Source records:
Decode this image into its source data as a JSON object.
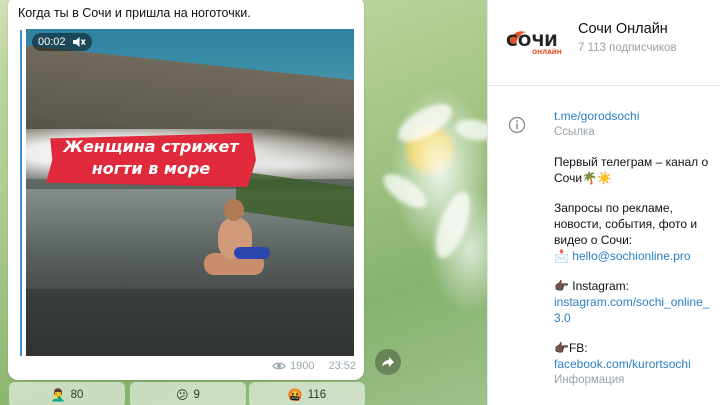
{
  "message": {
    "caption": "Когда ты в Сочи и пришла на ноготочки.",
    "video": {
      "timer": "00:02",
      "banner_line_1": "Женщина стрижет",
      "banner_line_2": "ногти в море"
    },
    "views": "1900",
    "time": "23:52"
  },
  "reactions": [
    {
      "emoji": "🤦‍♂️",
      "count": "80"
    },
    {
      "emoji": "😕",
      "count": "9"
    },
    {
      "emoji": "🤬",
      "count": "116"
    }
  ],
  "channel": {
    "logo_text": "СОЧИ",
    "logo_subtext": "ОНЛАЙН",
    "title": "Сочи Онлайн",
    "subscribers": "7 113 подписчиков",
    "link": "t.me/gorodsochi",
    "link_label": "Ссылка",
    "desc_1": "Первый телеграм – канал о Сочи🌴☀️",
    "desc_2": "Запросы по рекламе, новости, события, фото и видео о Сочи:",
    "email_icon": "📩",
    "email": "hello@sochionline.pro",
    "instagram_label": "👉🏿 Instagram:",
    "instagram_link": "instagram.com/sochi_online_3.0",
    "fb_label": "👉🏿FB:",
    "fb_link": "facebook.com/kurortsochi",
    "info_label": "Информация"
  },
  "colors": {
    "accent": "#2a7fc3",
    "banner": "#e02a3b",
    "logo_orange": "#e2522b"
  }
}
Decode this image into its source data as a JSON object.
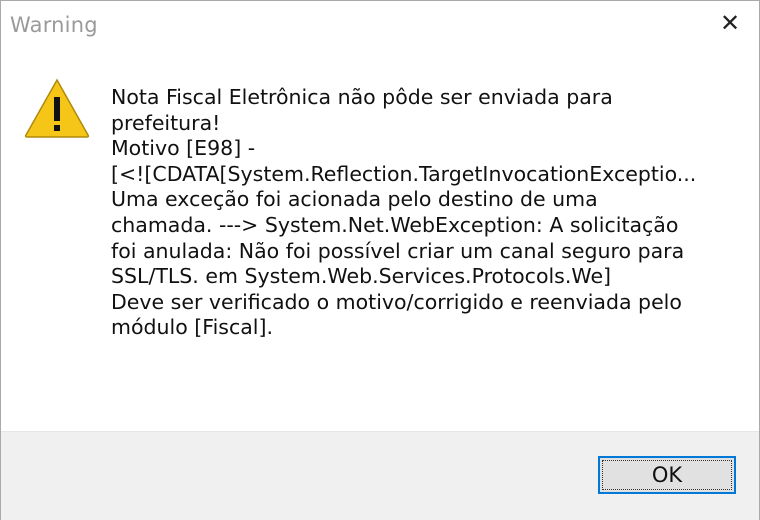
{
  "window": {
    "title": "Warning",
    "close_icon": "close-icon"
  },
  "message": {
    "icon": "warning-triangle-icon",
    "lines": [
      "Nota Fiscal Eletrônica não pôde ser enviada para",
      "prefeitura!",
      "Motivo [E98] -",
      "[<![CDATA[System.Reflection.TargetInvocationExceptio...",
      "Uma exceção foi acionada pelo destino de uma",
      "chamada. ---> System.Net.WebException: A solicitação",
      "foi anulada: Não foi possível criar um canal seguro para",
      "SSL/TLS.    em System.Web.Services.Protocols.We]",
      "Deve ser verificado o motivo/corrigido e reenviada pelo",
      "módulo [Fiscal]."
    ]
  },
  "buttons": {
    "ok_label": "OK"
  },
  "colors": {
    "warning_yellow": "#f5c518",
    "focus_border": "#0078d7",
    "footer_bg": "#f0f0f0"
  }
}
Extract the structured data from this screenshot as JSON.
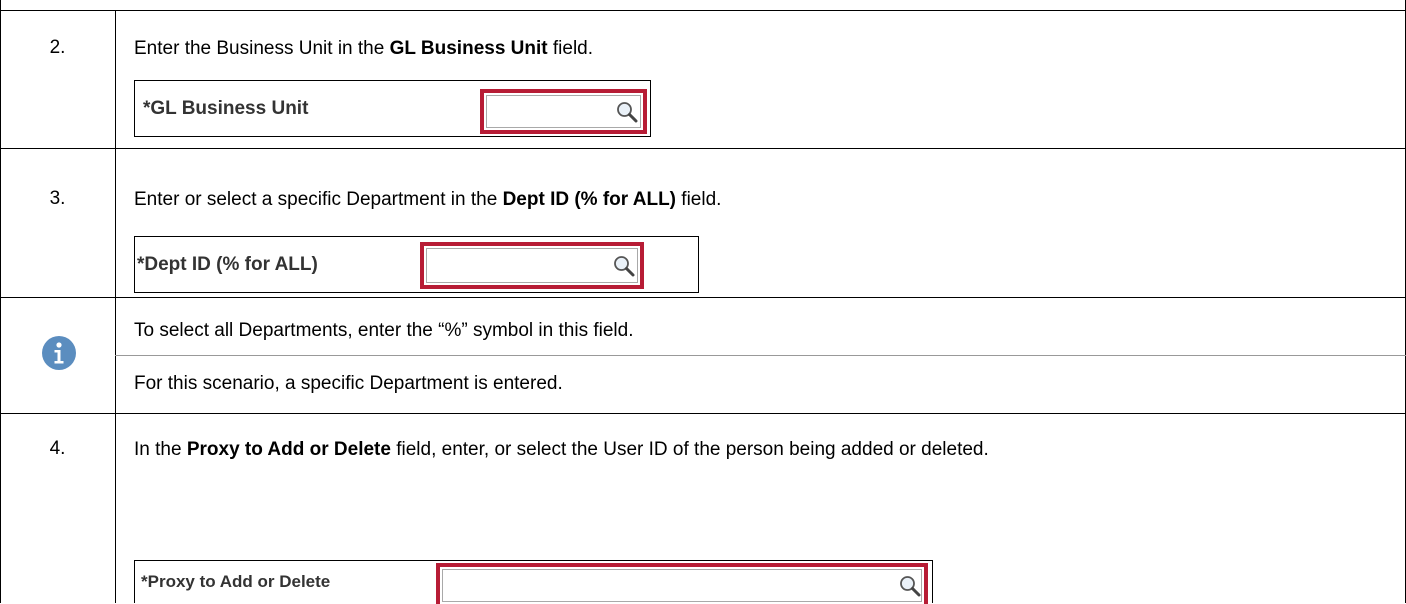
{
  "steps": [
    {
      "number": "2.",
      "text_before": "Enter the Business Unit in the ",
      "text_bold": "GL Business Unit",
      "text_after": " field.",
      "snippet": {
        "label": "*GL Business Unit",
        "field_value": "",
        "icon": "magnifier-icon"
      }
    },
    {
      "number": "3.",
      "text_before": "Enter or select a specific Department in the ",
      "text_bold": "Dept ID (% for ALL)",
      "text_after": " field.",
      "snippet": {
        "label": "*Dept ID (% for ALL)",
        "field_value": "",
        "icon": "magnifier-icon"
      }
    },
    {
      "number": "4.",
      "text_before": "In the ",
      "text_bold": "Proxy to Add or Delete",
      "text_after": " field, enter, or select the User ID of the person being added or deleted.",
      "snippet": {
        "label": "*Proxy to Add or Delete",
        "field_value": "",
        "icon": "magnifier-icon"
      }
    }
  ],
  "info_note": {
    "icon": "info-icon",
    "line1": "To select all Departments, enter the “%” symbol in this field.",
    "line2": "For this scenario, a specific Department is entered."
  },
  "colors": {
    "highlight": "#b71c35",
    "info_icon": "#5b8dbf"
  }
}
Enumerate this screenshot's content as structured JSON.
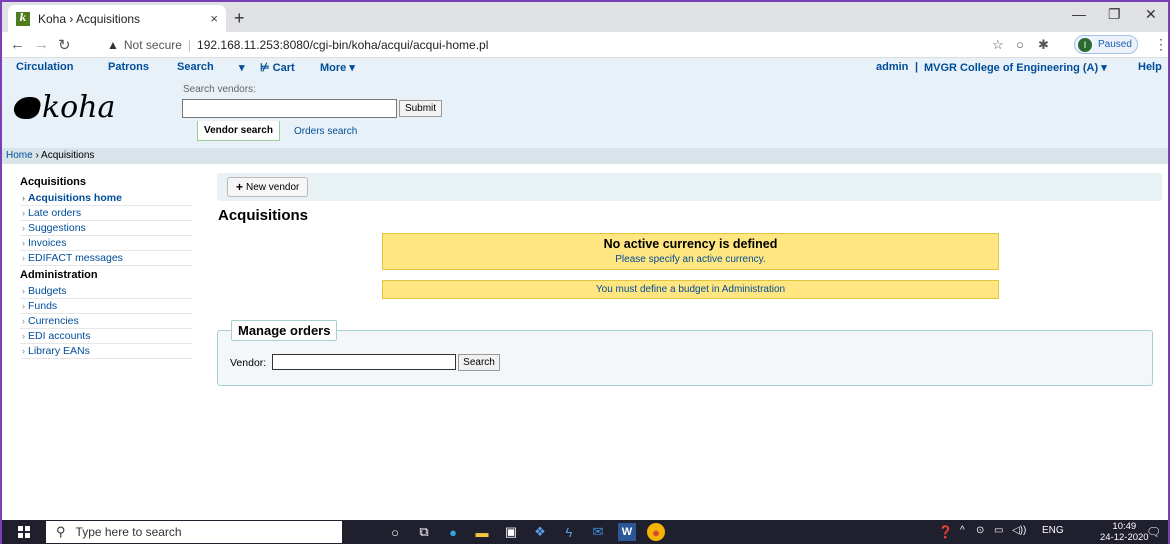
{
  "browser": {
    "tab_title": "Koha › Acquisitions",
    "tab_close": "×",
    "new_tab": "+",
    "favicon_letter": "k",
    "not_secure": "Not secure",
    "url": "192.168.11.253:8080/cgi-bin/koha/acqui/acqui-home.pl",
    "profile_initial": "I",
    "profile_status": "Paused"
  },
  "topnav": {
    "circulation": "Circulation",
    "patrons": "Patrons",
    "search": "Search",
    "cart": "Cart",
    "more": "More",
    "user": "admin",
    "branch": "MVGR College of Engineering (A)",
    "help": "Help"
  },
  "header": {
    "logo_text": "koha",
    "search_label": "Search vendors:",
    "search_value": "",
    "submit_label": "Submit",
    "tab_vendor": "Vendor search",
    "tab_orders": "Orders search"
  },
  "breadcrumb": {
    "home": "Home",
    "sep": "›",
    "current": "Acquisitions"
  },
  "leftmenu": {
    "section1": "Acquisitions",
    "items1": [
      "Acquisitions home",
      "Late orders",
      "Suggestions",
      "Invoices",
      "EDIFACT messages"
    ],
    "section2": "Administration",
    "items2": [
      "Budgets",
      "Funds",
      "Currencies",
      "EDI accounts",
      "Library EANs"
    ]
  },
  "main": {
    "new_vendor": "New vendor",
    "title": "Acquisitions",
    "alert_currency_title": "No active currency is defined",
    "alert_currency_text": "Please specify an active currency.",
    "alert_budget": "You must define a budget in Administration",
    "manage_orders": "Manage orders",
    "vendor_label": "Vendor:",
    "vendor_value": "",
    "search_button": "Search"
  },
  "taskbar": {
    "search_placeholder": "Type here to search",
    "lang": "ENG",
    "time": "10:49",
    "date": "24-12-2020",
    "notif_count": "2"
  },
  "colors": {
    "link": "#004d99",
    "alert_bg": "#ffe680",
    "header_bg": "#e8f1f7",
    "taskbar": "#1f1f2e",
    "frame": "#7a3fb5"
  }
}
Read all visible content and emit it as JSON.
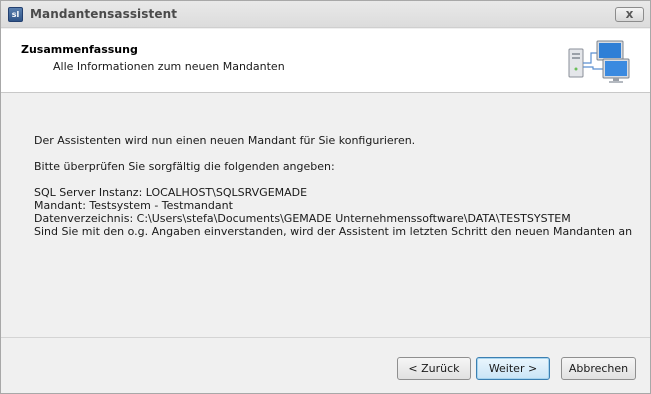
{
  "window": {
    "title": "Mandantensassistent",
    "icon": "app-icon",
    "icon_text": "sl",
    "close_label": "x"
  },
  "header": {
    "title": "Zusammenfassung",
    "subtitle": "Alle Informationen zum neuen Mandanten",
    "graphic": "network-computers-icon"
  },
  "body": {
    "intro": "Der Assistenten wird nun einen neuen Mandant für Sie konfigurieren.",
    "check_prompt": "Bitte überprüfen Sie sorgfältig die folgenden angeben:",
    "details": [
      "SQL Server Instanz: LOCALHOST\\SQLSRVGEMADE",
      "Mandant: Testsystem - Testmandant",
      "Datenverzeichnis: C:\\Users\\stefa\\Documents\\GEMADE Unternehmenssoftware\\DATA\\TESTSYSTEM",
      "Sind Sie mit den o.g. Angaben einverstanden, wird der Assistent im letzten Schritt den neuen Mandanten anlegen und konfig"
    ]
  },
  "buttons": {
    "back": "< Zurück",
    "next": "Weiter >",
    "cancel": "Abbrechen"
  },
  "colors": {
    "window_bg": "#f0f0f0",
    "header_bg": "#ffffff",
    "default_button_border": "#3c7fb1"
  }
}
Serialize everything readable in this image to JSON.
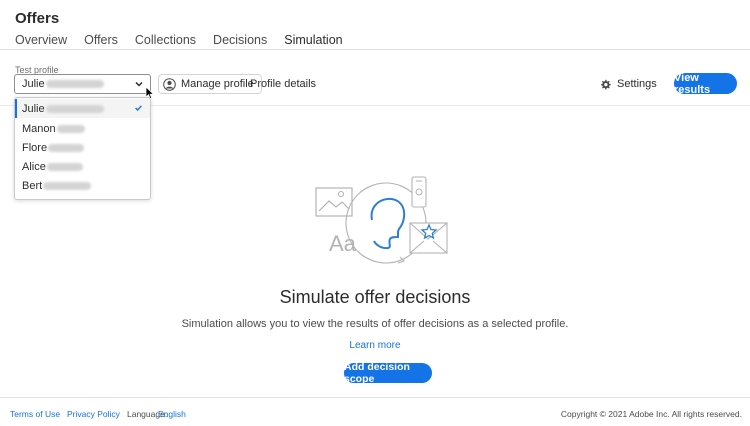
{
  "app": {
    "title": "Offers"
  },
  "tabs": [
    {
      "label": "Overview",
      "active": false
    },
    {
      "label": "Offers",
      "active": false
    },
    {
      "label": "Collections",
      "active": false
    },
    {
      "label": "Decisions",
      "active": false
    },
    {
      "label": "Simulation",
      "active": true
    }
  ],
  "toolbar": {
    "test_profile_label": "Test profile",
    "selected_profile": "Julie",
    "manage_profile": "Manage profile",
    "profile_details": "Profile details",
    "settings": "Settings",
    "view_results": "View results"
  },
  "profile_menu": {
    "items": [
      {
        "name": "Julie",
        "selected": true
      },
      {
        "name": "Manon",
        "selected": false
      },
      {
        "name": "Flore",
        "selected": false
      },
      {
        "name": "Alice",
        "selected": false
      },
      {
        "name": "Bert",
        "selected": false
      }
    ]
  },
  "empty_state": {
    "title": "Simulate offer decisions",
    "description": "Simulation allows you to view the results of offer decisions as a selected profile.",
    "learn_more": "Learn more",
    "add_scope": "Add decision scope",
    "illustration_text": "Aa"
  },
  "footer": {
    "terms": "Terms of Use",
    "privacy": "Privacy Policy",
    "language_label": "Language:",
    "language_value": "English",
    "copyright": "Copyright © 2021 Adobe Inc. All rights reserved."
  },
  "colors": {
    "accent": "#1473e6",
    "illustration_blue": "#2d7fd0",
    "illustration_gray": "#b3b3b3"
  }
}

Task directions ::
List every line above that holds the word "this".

Written response ::
Decode this image into its source data as a JSON object.
Decode this image into its source data as a JSON object.
Extract the structured data from this screenshot as JSON.
    "line1": "To select all Departments, enter the “%” symbol in this field.",
    "line2": "For this scenario, a specific Department is entered."
Enumerate this screenshot's content as structured JSON.
Serialize everything readable in this image to JSON.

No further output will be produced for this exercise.